DELTA: Residents’ groups fighting powers that be to halt building of new power lines
BY LENA SIN AND ELAINE O’CONNOR
Delta residents are making one last try to gain power for the people — and lose the overhead power lines.
About 2,000 people representing 60 interest groups came out to a community rally at South Delta Secondary yesterday afternoon.
The demonstration, organized by Tsawwassen’s Spirit of Delta citizen’s group, was held in a last-ditch effort to get Premier Gordon Campbell to halt the controversial overhead, high-voltage power-line project that has residents fuming.
Organizer Kevin Wright says residents are uniting to “save Tsawwassen” from what they see as overdevelopment — the power lines, the new South Fraser Perimeter Road component of the Gateway Project and the multibillion dollar Deltaport expansion.
“This is a 911 call,” Wright said. “What we’re doing collectively is calling out to the premier to say: ‘Save Tsawwassen!’”
The rally was the latest in a three year battle to have B.C. Hydro bury new power lines instead of erecting 36-metre-high towers over neighbourhoods — a plan that would affect local property values and pose a potential health hazard, residents claim. They estimate 135 homes will be directly affected.
The community is also concerned about possible health effects of long-term exposure to higher electromagnetic fields, including increased risk of childhood cancers like leukemia. Although no studies have definitively proved or disproved a link between long-term exposure to high-voltage power lines and human health risks, the Canadian Cancer Society has come out against high-voltage power lines being built near homes and schools in Tsawwassen.
“I’ve lived in Tsawwassen for 18 years and apparently every government at any level doesn’t know Tsawwassen exists. They just do what they want out here.

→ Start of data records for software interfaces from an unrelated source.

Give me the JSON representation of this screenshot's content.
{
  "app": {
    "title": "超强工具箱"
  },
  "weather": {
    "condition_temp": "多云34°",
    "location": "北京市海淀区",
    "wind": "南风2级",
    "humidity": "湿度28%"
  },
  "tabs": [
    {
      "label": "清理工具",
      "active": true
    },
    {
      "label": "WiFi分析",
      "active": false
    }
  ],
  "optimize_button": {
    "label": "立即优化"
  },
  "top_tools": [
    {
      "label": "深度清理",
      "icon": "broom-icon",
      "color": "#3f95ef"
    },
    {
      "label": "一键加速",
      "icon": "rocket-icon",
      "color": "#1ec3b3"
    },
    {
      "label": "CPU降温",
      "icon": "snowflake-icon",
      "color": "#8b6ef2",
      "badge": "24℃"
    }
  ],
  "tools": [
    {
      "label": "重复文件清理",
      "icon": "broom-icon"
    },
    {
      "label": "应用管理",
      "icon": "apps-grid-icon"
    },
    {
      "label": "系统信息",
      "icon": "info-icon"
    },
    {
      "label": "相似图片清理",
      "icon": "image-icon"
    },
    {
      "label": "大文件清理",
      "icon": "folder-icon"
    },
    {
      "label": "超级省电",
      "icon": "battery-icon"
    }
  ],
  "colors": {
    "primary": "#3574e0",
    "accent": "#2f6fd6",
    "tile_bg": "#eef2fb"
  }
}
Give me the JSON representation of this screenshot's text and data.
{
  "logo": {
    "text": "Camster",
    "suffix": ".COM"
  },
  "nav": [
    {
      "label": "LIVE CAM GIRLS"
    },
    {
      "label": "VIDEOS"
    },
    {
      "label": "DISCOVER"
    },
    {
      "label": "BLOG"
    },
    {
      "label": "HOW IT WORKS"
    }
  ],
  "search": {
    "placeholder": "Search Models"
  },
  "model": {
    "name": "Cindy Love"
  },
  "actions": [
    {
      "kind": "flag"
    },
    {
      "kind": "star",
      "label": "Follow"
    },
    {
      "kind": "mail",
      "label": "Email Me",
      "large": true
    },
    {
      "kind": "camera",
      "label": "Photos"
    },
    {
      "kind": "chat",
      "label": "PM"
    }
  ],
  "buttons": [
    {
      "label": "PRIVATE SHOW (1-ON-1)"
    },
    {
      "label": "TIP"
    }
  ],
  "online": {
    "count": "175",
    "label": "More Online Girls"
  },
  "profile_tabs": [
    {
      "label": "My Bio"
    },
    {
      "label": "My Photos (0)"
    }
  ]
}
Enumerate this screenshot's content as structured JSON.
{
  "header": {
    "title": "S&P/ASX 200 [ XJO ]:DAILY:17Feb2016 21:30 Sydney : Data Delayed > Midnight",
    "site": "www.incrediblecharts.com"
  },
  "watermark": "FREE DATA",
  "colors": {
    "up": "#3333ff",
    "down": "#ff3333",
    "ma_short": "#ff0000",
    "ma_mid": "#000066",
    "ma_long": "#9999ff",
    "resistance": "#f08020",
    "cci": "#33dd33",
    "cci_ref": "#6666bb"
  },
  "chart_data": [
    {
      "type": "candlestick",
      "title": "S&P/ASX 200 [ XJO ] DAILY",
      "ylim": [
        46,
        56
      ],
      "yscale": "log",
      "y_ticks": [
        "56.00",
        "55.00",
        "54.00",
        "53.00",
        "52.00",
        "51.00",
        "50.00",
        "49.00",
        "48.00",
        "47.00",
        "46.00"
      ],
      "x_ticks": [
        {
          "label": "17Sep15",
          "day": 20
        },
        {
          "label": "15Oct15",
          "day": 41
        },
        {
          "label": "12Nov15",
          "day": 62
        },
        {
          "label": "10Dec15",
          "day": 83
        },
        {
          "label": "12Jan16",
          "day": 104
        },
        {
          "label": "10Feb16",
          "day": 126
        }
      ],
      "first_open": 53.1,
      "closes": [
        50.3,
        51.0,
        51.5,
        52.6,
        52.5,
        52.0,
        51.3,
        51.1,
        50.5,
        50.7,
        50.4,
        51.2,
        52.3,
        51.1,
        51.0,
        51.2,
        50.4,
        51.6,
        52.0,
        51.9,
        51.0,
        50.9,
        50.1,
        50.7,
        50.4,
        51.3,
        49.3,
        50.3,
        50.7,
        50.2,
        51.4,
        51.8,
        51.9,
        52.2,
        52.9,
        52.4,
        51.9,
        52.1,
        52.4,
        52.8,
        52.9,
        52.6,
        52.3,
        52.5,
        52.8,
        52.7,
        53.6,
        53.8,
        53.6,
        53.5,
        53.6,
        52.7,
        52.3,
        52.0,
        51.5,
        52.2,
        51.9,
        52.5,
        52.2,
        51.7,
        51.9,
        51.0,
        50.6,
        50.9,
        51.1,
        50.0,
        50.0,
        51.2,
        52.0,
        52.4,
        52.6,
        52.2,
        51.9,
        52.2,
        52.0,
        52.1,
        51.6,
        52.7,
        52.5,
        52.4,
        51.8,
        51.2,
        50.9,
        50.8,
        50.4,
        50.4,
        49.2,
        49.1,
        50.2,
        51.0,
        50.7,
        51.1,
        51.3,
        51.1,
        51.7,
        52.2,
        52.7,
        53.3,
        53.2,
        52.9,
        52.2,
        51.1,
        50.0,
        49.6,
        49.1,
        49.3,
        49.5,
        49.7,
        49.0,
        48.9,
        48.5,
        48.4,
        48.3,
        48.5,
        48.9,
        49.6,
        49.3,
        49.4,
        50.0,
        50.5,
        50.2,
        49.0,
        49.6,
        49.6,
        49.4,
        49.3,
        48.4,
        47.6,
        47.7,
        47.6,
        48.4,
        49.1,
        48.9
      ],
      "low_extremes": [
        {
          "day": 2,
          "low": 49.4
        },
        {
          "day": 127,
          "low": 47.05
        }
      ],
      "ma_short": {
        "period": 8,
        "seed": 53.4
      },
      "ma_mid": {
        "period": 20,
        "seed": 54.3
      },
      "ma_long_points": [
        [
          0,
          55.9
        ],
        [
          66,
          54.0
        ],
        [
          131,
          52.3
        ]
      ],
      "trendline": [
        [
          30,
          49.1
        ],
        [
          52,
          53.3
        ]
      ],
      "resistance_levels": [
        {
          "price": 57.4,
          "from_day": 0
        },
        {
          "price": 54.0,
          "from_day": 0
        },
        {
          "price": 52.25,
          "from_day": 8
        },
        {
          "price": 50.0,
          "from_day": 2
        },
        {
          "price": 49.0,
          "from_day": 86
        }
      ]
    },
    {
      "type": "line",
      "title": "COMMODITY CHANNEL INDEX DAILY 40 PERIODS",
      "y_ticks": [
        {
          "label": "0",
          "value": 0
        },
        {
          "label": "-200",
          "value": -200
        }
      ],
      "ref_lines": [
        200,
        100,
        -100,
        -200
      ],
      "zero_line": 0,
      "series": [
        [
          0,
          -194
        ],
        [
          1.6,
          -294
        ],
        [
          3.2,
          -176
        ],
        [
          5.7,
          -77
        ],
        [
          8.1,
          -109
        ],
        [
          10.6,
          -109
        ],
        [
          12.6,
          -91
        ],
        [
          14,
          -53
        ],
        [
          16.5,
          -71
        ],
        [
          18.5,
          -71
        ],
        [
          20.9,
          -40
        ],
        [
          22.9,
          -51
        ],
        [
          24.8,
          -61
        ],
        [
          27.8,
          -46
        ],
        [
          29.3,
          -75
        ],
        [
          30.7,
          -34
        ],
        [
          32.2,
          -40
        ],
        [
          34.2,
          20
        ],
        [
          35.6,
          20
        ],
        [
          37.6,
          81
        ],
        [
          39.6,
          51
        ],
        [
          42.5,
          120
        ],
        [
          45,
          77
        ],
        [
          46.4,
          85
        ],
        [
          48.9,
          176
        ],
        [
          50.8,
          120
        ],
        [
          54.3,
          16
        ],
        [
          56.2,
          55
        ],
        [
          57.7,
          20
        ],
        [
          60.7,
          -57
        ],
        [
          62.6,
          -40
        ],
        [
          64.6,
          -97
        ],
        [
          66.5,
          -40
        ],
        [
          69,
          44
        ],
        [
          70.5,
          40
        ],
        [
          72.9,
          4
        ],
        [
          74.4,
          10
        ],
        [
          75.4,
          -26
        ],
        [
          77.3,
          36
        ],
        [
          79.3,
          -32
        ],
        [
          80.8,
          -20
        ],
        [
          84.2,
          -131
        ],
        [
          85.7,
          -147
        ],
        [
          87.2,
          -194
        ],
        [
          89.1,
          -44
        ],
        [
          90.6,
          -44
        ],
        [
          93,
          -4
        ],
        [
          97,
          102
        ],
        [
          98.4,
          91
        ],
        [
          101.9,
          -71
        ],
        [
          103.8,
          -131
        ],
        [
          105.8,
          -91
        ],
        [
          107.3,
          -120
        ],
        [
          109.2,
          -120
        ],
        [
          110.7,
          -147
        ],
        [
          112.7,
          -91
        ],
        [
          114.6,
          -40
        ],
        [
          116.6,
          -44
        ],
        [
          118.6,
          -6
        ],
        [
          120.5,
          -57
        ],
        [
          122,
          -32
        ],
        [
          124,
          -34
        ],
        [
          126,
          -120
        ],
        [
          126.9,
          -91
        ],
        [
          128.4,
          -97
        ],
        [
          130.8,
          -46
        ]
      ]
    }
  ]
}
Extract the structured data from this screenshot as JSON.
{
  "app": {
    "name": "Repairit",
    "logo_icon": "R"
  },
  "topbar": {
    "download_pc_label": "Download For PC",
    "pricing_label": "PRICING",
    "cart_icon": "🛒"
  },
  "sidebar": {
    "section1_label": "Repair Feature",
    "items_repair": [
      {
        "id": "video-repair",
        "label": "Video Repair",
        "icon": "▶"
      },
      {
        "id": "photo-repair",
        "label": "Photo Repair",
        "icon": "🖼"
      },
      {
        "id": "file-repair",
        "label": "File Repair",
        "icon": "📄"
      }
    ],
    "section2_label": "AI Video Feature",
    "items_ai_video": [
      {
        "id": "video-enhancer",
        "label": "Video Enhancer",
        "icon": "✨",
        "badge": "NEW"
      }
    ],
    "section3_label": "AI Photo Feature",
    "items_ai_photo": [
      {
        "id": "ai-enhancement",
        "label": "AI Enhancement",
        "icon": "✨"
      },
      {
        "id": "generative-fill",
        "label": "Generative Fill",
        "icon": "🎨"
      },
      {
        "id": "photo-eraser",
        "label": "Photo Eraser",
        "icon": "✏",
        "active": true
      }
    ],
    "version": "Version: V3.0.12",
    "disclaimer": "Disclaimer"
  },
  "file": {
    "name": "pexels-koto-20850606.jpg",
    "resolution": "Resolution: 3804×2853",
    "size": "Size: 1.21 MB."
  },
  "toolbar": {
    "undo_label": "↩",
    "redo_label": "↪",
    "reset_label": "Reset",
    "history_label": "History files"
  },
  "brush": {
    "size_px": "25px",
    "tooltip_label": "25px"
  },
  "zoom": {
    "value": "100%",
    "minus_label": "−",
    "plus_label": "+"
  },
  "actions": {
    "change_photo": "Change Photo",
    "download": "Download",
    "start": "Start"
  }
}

Big money talks and they just ignore, oh, I don’t know, the 24,000 of us who live here,” said 74-year-old Jackie Davidson.
“If government has a conscience, I think it’s important that they listen to the people and act on their behalf,” said Ray Higgs, a long-time resident.
The lines, using the existing right of way, would be within 20 m of South Delta Secondary and near to South Park and English Bluff elementarys.
Scott Mitchell, who was born and raised in Tsawwassen, said he came out to the rally for his son and daughter. “I want them to have what I had,” said Mitchell, who fears the health and safety impacts of a power line. “There are so many other options. It’s wrong to destroy a community like this.”
The government announced in March it would run the lines overhead. Seventy existing wooden poles would be replaced by 20 new, taller steel power poles at 18 locations. The new, higher towers are 230 kilovolts compared with the old 138-kv lines. The new lines will help supply 700,000 Vancouver Island residents with power.
Burying them would add an extra $30 million to the $260-million project, according to B.C. Transmission Corp. estimates, which residents refute. The government has also maintained that the power-line plans meet all health and safety regulations.
Bruce Barrett, spokesman for the B.C. Transmission Corp., said the line is needed because the demand for electricity on the Island is projected to grow by about 28 per cent over 20 years. The existing lines to be replaced are 50 years old and beyond their lifespan.
Residents who banded together as Tsawwassen Residents Against Higher Voltage Overhead Lines (TRAHVOL), have spent at least $500,000 fighting the BCTC and the government in court to overturn the decision, to no avail. In December, they were denied leave to make a Supreme Court of Canada appeal of an April B.C. Court of Appeal decision, which favoured the BCTC’s right to go forward.